These students examined competing models of municipal recovery after major storms, engaged in archeological digs, performed with Afro-Cuban jazz musicians, and interviewed survivors of environmental disasters, to mention just a few of their impressive projects. Stop by to see the exciting new directions these young scholars are moving in their respective fields of study.
This event is free and open to the public. Light refreshments will be served.
Ray Cashman has been called a “gritty baritone” and “gumbo troubadour” that can “conjure up the ghosts of the Mississippi.” He has worked as a carpenter, a forklift driver, a mystery shopper, a field hand, a fry cook, a car salesman, a long-distance driver, a bartender, a store clerk, a plumber, a roofer, and a stay-at-home Dad.

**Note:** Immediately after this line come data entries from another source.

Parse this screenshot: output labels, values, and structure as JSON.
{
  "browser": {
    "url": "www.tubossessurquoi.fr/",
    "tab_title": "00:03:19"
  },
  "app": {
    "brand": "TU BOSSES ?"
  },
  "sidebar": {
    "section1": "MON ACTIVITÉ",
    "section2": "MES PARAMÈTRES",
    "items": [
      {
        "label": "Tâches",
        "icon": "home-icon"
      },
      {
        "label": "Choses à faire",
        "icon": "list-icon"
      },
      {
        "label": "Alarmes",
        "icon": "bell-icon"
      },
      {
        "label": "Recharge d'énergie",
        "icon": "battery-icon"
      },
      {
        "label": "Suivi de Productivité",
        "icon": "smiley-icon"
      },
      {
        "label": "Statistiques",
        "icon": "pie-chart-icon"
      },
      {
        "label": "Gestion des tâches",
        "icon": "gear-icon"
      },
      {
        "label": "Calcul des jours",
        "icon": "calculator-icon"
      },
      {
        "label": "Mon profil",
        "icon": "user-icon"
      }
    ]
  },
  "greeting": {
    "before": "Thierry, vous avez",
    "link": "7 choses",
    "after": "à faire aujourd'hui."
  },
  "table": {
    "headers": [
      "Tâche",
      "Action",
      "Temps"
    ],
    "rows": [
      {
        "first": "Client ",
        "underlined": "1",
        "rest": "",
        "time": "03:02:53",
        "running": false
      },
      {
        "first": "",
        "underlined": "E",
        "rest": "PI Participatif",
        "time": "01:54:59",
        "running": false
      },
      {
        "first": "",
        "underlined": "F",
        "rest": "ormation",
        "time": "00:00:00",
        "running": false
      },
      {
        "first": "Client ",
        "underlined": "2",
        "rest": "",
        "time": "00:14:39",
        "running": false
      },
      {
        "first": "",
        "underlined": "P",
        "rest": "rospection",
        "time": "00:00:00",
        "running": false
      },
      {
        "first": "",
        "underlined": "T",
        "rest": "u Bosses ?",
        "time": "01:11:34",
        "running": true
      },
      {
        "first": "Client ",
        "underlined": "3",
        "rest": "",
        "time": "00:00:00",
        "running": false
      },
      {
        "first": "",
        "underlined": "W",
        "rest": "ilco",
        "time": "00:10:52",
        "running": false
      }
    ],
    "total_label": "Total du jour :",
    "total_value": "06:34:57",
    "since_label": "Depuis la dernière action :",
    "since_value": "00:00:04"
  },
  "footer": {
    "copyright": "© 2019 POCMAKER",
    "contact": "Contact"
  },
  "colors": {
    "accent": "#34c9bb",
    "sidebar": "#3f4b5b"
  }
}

Born in Puerto Rico and raised in Texas, Cashman now resides in Nolensville, Tennessee, where he writes songs about “love, food, music, murder, illicit substances, and the yearning to leave small-town America.” His music is also influenced by his travels around the South (and abroad) and his love of Southern Gothic literature. Cashman’s sixth studio album, Slow Drag, is due out in October 2016, and clips are available on SoundCloud and ReverbNation.
This event is free and open to the public. Bring a picnic blanket and stay for a while!
Our Fall 2016 art exhibit features photographs from William Ferris’s latest book, The South in Color. Together with his two previous books, Give My Poor Heart Ease and The Storied South, The South in Color completes Ferris’s documentary trilogy on the South’s tumultuous twentieth century. Although color film was not commonly used by documentarians during the latter half of the twentieth century, Ferris found color to work in significant ways in the photographic journals he created of his world in all its permutations and surprises.
Ferris writes, “These portraits are not of the region’s celebrities–such as Eudora Welty and B.B. King–whom I photographed and wrote about elsewhere. They are, rather, prison inmates, quilt makers, and roadside vendors, photographed as they went about their daily lives. Each person has a deep connection to the place in which she or he lives, and they share intimate ties to family and friends in those places.”
The reception will include light refreshments and a live performance by acclaimed jazz vocalist Yolanda Hall. This event, which is co-sponsored by UNC Press, is free and open to the public.
OCTOBER HAS COME AGAIN IMAGE
Join us at the Carolina Inn for readings, panel discussion, and Q&A with some of the very best contemporary southern writers. Tony Earley will deliver the first-ever Blythe Family Lecture in Southern Literature, followed by additional readings and comments.
This event is free and open to the public, but seating may be limited. Please RSVP to X.
Join us at the 21C Museum Hotel in downtown Durham to launch our special (Fall 2016) issue on twenty-first century southern fiction. The issue includes six fantastic new short stories, critical essays on contemporary southern literature, and a who’s who literary roundtable feature titled “Twenty, Twenty-One.” This issue launch is one of several events planned for the month of October to honor southern writers and stories, past and present.
This event is free and open to the public.